[Opening Data shown section]

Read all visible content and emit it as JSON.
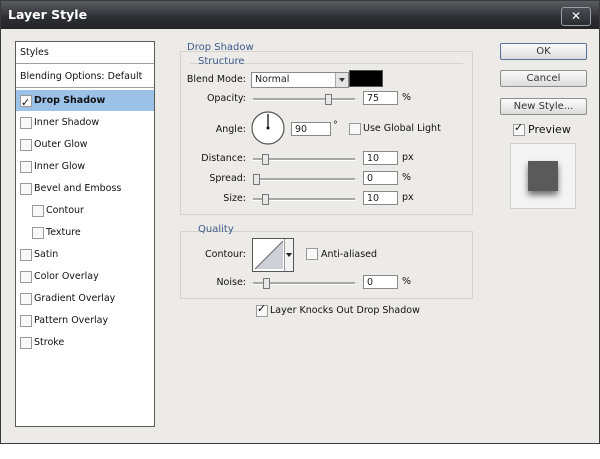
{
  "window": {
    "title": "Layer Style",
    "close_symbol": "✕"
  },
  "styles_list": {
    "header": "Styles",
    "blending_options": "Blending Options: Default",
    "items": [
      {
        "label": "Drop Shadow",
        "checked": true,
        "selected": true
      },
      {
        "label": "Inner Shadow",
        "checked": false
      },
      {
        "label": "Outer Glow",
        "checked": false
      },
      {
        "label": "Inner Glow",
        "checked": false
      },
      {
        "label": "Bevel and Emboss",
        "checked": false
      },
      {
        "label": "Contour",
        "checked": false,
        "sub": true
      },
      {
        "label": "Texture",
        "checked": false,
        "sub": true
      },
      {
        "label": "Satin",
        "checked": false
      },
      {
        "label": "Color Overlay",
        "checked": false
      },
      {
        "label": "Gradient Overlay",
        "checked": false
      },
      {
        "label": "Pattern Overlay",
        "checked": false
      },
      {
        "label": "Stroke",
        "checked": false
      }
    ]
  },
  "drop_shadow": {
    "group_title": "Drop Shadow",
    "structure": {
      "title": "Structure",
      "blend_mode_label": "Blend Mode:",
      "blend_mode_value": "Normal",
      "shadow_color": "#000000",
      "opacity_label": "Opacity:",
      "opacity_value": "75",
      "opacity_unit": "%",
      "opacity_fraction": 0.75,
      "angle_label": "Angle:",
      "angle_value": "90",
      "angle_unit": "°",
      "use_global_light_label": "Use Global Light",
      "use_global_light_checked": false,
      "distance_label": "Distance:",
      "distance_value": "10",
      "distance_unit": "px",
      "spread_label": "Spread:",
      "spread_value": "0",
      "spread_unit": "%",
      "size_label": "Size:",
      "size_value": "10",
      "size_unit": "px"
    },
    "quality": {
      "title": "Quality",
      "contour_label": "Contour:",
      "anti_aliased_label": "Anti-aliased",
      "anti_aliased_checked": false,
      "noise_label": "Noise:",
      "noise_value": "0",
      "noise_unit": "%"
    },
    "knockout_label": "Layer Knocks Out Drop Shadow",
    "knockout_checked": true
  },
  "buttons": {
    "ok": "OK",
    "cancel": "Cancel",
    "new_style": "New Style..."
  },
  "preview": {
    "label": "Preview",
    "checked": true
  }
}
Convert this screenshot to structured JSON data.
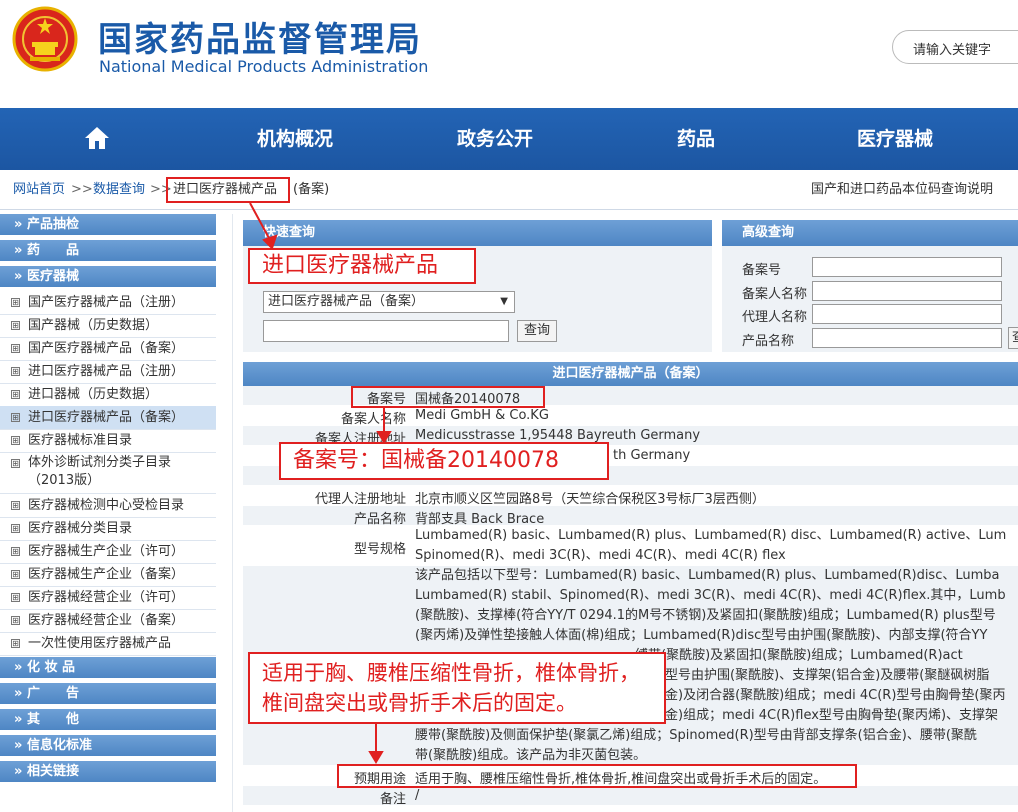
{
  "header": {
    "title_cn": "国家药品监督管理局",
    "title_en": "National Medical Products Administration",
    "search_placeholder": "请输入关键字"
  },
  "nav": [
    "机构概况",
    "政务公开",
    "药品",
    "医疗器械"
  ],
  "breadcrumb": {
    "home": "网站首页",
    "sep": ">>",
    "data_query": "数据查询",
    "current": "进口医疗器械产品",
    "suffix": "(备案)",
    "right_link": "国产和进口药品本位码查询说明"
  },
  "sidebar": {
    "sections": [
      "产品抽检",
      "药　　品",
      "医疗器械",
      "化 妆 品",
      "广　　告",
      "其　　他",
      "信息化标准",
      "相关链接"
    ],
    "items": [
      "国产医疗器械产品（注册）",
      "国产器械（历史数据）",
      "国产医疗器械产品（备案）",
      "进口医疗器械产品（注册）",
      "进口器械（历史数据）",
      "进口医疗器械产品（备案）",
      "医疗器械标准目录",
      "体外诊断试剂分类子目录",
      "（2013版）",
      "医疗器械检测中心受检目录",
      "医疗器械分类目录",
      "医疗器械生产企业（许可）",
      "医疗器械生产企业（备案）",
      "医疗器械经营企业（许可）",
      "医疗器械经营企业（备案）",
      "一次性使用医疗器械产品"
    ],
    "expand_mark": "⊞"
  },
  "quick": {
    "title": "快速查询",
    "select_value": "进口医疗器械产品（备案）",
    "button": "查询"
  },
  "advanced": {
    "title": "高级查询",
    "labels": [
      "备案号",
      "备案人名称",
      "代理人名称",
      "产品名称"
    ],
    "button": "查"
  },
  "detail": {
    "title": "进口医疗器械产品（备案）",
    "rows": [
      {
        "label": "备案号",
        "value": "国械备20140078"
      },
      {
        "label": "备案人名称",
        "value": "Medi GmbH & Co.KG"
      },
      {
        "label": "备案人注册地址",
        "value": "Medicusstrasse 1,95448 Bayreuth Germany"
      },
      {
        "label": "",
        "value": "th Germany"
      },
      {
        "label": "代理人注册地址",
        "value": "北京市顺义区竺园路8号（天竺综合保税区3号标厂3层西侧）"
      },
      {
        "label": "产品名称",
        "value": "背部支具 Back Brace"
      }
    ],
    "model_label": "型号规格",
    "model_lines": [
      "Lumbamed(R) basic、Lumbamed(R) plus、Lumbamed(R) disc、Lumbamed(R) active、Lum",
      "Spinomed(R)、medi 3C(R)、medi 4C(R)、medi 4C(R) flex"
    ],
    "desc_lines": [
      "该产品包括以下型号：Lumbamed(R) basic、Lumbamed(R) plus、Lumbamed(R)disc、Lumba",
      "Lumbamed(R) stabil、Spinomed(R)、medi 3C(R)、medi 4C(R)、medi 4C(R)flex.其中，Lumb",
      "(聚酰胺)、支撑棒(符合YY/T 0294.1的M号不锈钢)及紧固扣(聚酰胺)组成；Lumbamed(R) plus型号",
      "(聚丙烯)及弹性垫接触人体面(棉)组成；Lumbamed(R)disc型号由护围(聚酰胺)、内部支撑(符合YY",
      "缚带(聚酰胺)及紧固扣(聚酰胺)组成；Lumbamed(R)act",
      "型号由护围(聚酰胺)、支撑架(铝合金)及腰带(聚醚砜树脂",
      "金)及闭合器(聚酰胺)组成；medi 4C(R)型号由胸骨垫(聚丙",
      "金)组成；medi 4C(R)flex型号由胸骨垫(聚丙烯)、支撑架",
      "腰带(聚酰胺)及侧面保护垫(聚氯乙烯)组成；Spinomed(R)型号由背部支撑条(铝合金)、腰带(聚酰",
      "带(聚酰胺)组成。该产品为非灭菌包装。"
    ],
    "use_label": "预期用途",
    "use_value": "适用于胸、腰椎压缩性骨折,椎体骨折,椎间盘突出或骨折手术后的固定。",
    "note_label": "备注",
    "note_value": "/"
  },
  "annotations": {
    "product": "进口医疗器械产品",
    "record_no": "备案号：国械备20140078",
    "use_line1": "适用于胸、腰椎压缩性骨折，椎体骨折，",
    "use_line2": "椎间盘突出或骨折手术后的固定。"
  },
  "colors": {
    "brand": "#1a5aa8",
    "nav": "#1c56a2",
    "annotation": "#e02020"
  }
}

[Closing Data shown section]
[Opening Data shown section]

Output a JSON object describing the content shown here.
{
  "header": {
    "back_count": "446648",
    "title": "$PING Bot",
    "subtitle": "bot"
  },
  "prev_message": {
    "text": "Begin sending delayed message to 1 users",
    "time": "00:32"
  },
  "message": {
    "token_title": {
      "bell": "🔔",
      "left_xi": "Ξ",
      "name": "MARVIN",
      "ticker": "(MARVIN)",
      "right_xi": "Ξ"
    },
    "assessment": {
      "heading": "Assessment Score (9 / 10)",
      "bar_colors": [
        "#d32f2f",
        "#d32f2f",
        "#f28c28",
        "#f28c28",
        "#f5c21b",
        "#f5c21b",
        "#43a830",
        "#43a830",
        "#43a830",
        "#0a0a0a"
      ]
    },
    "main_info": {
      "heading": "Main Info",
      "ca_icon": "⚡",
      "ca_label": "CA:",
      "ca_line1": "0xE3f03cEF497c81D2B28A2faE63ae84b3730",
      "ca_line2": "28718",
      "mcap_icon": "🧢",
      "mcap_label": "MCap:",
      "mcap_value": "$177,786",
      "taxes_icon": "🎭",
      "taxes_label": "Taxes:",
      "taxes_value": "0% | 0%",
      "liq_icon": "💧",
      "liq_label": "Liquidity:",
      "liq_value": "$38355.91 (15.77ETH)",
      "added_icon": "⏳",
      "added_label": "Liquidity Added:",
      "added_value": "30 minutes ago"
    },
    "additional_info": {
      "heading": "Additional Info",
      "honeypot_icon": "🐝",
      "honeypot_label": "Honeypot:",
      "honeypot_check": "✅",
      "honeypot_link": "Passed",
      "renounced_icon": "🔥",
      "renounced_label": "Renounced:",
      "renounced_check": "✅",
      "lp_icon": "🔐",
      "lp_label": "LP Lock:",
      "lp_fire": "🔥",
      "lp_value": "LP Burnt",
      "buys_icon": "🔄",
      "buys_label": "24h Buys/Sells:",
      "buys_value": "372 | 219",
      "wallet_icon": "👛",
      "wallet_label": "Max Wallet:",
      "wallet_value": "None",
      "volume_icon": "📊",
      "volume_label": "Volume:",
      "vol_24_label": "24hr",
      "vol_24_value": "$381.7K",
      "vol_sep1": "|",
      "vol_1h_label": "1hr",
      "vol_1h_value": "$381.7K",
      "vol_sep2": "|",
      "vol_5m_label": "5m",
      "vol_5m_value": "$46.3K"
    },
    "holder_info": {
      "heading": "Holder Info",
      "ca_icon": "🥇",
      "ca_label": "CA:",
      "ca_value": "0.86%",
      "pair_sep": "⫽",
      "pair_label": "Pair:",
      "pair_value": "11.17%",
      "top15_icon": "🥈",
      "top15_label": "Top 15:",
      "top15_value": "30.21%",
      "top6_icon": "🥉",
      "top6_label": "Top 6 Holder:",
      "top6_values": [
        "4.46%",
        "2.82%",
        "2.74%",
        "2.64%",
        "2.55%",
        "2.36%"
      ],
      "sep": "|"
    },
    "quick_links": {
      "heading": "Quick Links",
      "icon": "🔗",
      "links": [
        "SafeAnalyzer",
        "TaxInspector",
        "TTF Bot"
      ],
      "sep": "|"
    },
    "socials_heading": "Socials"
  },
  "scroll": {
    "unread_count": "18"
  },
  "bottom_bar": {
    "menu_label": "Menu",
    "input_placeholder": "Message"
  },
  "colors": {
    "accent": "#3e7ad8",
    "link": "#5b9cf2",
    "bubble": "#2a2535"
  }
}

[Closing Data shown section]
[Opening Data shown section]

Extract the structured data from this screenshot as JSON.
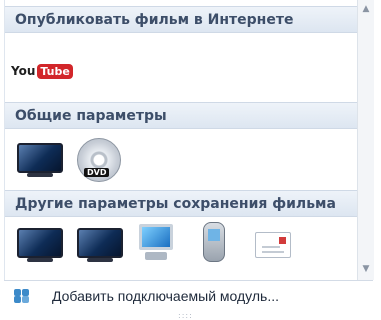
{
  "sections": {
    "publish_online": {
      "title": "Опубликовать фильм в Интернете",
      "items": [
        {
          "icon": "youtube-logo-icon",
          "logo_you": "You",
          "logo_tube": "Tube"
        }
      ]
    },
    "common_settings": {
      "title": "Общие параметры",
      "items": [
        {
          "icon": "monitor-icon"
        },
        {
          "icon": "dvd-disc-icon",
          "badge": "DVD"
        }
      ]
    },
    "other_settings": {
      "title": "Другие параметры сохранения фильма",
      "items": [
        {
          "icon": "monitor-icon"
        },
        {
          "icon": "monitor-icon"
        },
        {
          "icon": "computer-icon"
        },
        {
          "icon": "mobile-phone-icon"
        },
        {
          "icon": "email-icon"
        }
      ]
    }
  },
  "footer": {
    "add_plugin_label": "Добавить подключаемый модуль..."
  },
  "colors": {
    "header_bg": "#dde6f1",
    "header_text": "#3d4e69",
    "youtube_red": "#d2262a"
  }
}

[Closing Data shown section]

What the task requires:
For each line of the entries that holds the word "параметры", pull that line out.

Worked solution:
      "title": "Общие параметры",
      "title": "Другие параметры сохранения фильма",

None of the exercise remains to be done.